BRODHEADSVILLE, Pa. — Schools and other educational centers are closed for the foreseeable future as the spread of COVID-19 continues to impact our area.

Pennsylvania Autism Action Center near Brodheadsville is one of those places forced to shut its doors.

Owner Michelle DeMarsh says the sudden change in routine can greatly impact children with special needs.

"Kids on the spectrum already have an expectation of high anxiety. It's one of the features of autism. So being out of routine can really cause a person on the spectrum to just not really quite connect why we aren't doing the thing we are supposed to be doing," said Michelle DeMarsh, Pennsylvania Autism Action Center.

It's why DeMarsh and her staff are encouraging parents to build their own routines with children at home.

"Really, what you want to do is keep expectations clear.
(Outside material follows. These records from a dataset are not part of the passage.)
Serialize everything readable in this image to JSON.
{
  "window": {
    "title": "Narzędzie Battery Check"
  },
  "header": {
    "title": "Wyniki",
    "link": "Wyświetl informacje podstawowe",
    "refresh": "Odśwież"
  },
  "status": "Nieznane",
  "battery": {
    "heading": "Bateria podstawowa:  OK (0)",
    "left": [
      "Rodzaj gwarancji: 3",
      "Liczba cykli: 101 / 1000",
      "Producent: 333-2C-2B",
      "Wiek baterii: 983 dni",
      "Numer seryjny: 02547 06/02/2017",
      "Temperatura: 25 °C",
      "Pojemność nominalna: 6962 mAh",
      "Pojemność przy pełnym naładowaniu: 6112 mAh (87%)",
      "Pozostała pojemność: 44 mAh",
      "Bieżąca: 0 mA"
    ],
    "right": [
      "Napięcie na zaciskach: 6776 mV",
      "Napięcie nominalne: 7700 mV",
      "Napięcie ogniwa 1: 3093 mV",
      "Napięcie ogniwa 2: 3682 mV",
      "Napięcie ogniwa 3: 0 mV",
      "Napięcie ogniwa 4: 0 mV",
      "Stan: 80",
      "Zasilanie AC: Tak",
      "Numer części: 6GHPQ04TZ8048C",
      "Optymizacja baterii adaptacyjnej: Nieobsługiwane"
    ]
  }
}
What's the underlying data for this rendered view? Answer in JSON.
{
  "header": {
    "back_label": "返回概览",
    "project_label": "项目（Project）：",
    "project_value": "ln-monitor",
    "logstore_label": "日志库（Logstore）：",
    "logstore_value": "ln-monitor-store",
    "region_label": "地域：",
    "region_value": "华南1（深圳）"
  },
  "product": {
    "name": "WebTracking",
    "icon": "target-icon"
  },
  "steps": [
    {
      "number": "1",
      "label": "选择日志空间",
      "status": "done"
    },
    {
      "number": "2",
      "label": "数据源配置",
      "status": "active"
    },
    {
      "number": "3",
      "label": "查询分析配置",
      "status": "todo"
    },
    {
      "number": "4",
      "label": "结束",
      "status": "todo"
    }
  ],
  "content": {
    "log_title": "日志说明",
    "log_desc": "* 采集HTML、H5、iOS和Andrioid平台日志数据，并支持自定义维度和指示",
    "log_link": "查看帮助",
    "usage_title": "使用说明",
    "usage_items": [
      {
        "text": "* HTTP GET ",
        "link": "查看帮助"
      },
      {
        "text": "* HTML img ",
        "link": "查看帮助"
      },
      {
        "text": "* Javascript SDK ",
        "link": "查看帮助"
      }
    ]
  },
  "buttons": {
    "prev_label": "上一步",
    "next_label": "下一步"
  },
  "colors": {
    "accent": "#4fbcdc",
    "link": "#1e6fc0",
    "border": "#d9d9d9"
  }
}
Here is our routine daily; here is what we need you to do, and that is going to really help not just the child, but the family, too," said DeMarsh.

DeMarsh says her center has been using a system called Telehealth to get virtual health-related services and information out to clients.

One outlet, children, parents, and staff seem to really like is Music Therapy. 

"Participate with them, and it will help decrease their anxiety and know it is something for everyone right now," said DeMarsh.

Learn more about online video sessions with the Pennsylvania Autism Action Center.